OBJECTIVES: To identify variables that distinguish patients with sexually transmitted infections (STIs) who seek care in public or private health units.
GOAL: To recommend measures for improved care of patients with STIs.
STUDY DESIGN: Patients with STIs were interviewed at public (n = 101) or private health units (n = 124). Information was collected on attitudinal, normative, and self-efficacy beliefs; STI symptoms; health-seeking behavior; sociodemographic characteristics, and on partner referral.

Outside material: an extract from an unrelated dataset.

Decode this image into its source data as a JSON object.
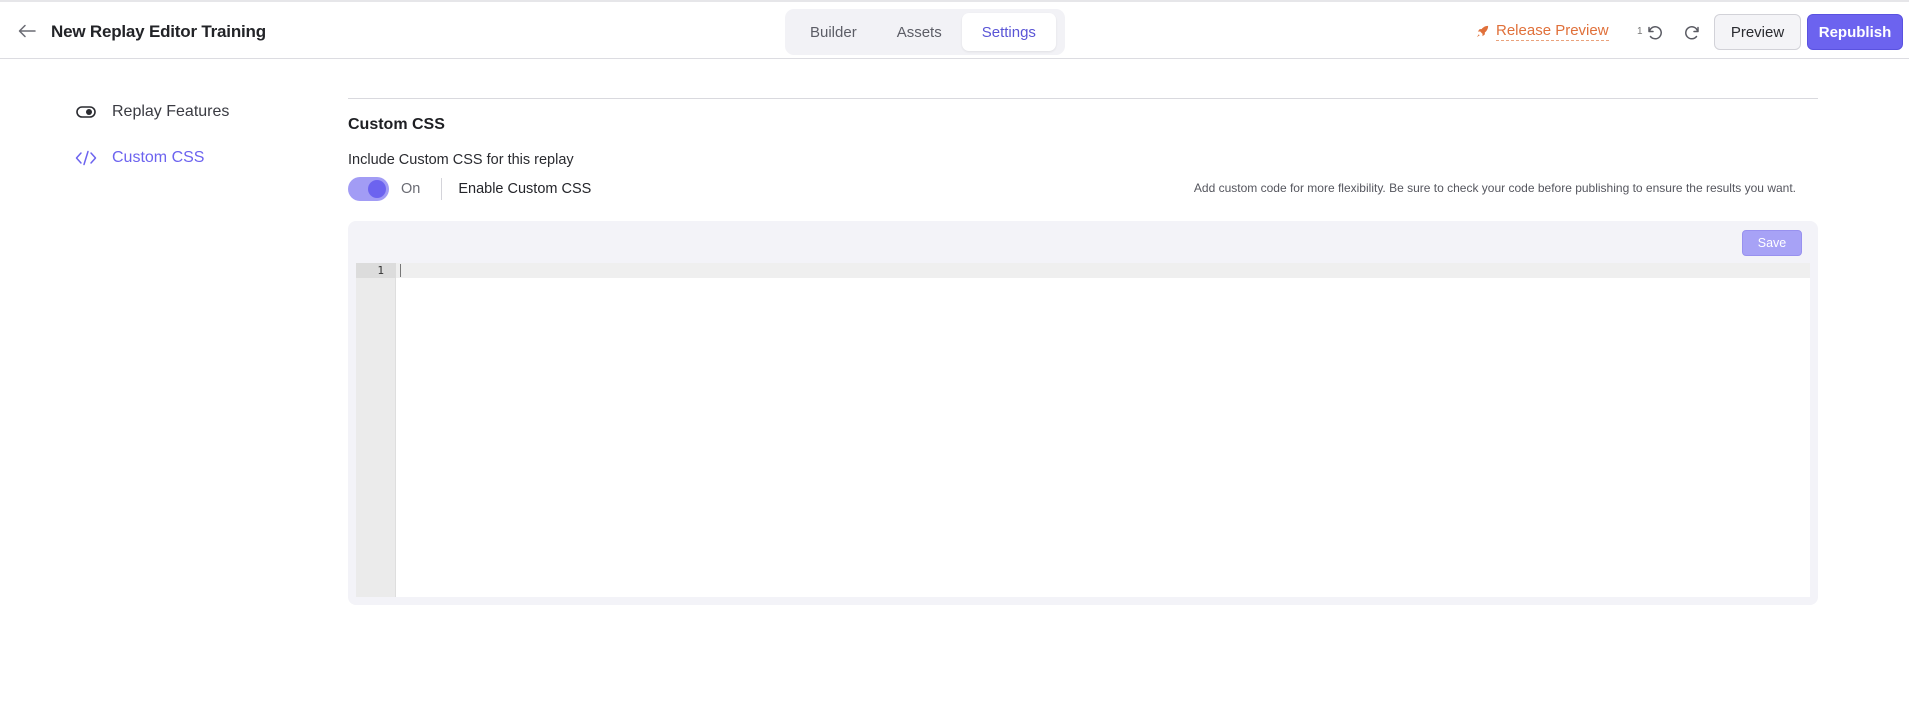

RESULTS: Choosing private health units is favored by age >25 years, favorable beliefs towards private health units (e.g., they cure or prevent STIs and give adequate drug doses); unfavorable beliefs towards public health units (such as they make STIs chronic and have corrupt staff); not being influenced by sexual partner(s) in choice of treatment site, being likely to chose a treatment site if sexual partners were not treated free, and being likely to choose a treatment site if not recommend by a friend. This 9-variable model correctly classified 214 (95%) of the 225 patients (model chi squared = 192, 9 degrees of freedom, P
CONCLUSIONS: Psychosocial variables markedly influence choice of health care provider. Improving quality of care will enhance STI management and help to modify the unfavorable psychosocial beliefs.
Sexually Transmitted Diseases (2006) 33 (7): 422-427 [doi: 10.1097/01.olq.0000204574.78135.9f]